Stephen Colbert, late of The Colbert Report and currently the host of The Late Show on CBS, has been promoting his latest endeavor, Our Cartoon President. Produced by Colbert, the new animated series focuses on the foibles of the U.S. president, the self-described “stable genius” who currently occupies the White House, portraying Donald Trump and the extended White House staff as a dysfunctional family. The comedian and producer showed up at the Langford Hotel in Pasadena in January, where he spoke about his new parody, which debuted Jan. 28 for streaming online and can also be seen Sunday nights on Showtime.

How would you describe the show?

It’s about what’s going on behind the doors of the most important house in the world with the most important man in the world.

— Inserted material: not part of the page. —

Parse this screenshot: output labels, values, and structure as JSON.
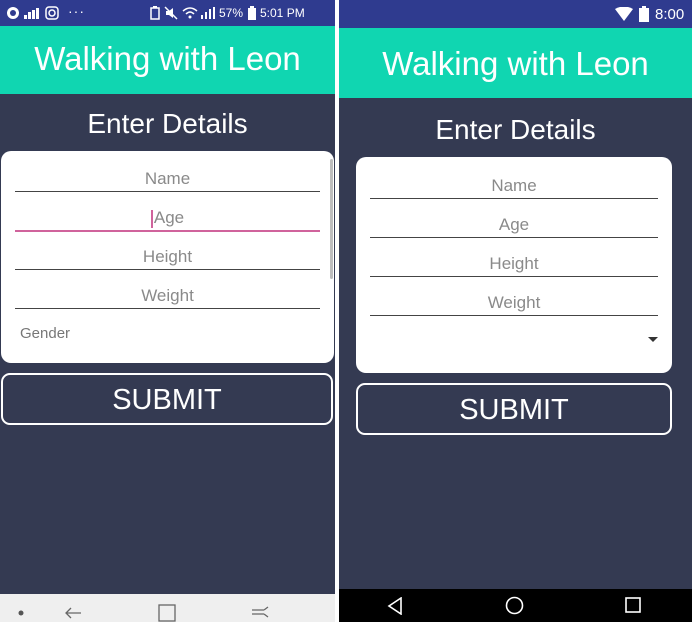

We treat this like it’s a documentary crew that’s able to go into the White House and they’ve been honored to have the cartoon president say, “You can come in and film it.” Now, the problem there is, we’re not investing a lot of animation time into Rex Tillerson — at this point

What do you think of the new best seller Fire and Fury by Michael Wolff?

Our series looks to exploit the internal drama of the White House at a time which, thanks to Wolff’s book, has become more intense than ever. I think he must have stolen all 10 of our episodes to write it, because there is nothing in that book that isn’t in our show. And we just guessed.

Has Trump been manna from heaven for late-night comedy writers?

Thank you for not loading your question! The great comedic benefit is how uncontrolled his communications with the world are. And he does that so often that you always have fresh material. The great thing about the Trump administration is, whatever you imagine — you’re right. Everything else is a lie. I love my country more than I love a good joke, but I don’t want to describe that as a good thing. I would happily do with less.

Do you worry about boosting his credibility?

No, I don’t think we’re complimenting him by making a cartoon out of him. The subjects we’re picking are dark enough that they reflect the stakes of truly cartoonish behavior in the actual 1600 Pennsylvania Ave. And that’s one of the reasons why we want to include the topical things, to keep reminding the audience that, while we’re doing a comedy and it’s always going to be comedy, it’s a cartoon, so it’s always funny to look at. But also remind them that this behavior is really not what you want in the White House.

Is there a risk of getting Trump fatigue?

There’s no escaping him. It’s like having oxygen fatigue. People ask, “How do you, like, deal with the news every day? Does it wear on you?” I’m, like, “Yeah, but I have this great thing where I get to go out to the audience and we have this sort of shared catharsis to laugh at it.” If I didn’t get to do the show, I’d be much more tired of the president, but it keeps it fresh to be able to laugh at the devil.

Out of the Box is a semi-regular column by VCReporter staff and contributors about television and streaming content.